** DATA RECORDS **
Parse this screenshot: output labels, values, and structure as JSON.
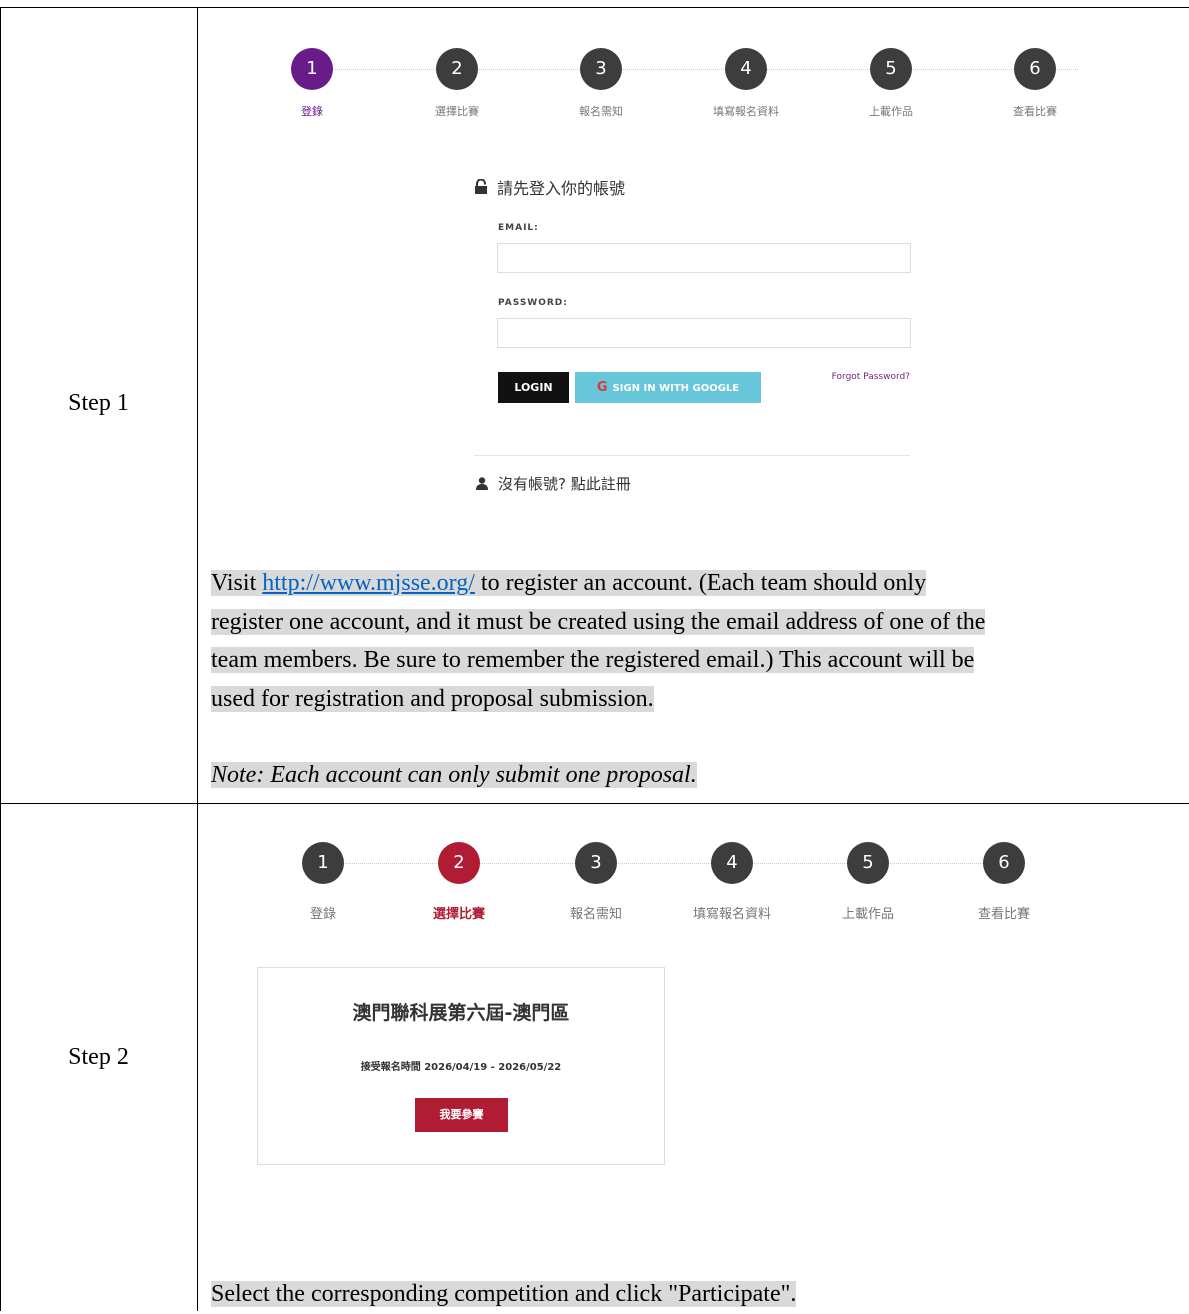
{
  "step1": {
    "label": "Step 1",
    "stepper": [
      {
        "num": "1",
        "label": "登錄"
      },
      {
        "num": "2",
        "label": "選擇比賽"
      },
      {
        "num": "3",
        "label": "報名需知"
      },
      {
        "num": "4",
        "label": "填寫報名資料"
      },
      {
        "num": "5",
        "label": "上載作品"
      },
      {
        "num": "6",
        "label": "查看比賽"
      }
    ],
    "login": {
      "heading": "請先登入你的帳號",
      "email_label": "EMAIL:",
      "password_label": "PASSWORD:",
      "login_button": "LOGIN",
      "google_button": "SIGN IN WITH GOOGLE",
      "google_g": "G",
      "forgot": "Forgot Password?",
      "register": "沒有帳號? 點此註冊"
    },
    "text_visit": "Visit ",
    "link": "http://www.mjsse.org/",
    "text_line1_rest": " to register an account. (Each team should only",
    "text_line2": "register one account, and it must be created using the email address of one of the",
    "text_line3": "team members. Be sure to remember the registered email.) This account will be",
    "text_line4": "used for registration and proposal submission.",
    "note": "Note: Each account can only submit one proposal."
  },
  "step2": {
    "label": "Step 2",
    "stepper": [
      {
        "num": "1",
        "label": "登錄"
      },
      {
        "num": "2",
        "label": "選擇比賽"
      },
      {
        "num": "3",
        "label": "報名需知"
      },
      {
        "num": "4",
        "label": "填寫報名資料"
      },
      {
        "num": "5",
        "label": "上載作品"
      },
      {
        "num": "6",
        "label": "查看比賽"
      }
    ],
    "card": {
      "title": "澳門聯科展第六屆-澳門區",
      "period": "接受報名時間 2026/04/19 - 2026/05/22",
      "button": "我要參賽"
    },
    "text": "Select the corresponding competition and click \"Participate\"."
  },
  "colors": {
    "step1_active": "#6a1b8a",
    "step2_active": "#b01c33",
    "inactive": "#3d3d3d",
    "google": "#67c6d9",
    "participate": "#b01c33"
  }
}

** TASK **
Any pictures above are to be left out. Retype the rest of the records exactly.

** RESULT OF THE TASK **
Parse this screenshot: output labels, values, and structure as JSON.
{
  "step1": {
    "label": "Step 1",
    "stepper": [
      {
        "num": "1",
        "label": "登錄"
      },
      {
        "num": "2",
        "label": "選擇比賽"
      },
      {
        "num": "3",
        "label": "報名需知"
      },
      {
        "num": "4",
        "label": "填寫報名資料"
      },
      {
        "num": "5",
        "label": "上載作品"
      },
      {
        "num": "6",
        "label": "查看比賽"
      }
    ],
    "login": {
      "heading": "請先登入你的帳號",
      "email_label": "EMAIL:",
      "password_label": "PASSWORD:",
      "login_button": "LOGIN",
      "google_button": "SIGN IN WITH GOOGLE",
      "google_g": "G",
      "forgot": "Forgot Password?",
      "register": "沒有帳號? 點此註冊"
    },
    "text_visit": "Visit ",
    "link": "http://www.mjsse.org/",
    "text_line1_rest": " to register an account. (Each team should only",
    "text_line2": "register one account, and it must be created using the email address of one of the",
    "text_line3": "team members. Be sure to remember the registered email.) This account will be",
    "text_line4": "used for registration and proposal submission.",
    "note": "Note: Each account can only submit one proposal."
  },
  "step2": {
    "label": "Step 2",
    "stepper": [
      {
        "num": "1",
        "label": "登錄"
      },
      {
        "num": "2",
        "label": "選擇比賽"
      },
      {
        "num": "3",
        "label": "報名需知"
      },
      {
        "num": "4",
        "label": "填寫報名資料"
      },
      {
        "num": "5",
        "label": "上載作品"
      },
      {
        "num": "6",
        "label": "查看比賽"
      }
    ],
    "card": {
      "title": "澳門聯科展第六屆-澳門區",
      "period": "接受報名時間 2026/04/19 - 2026/05/22",
      "button": "我要參賽"
    },
    "text": "Select the corresponding competition and click \"Participate\"."
  },
  "colors": {
    "step1_active": "#6a1b8a",
    "step2_active": "#b01c33",
    "inactive": "#3d3d3d",
    "google": "#67c6d9",
    "participate": "#b01c33"
  }
}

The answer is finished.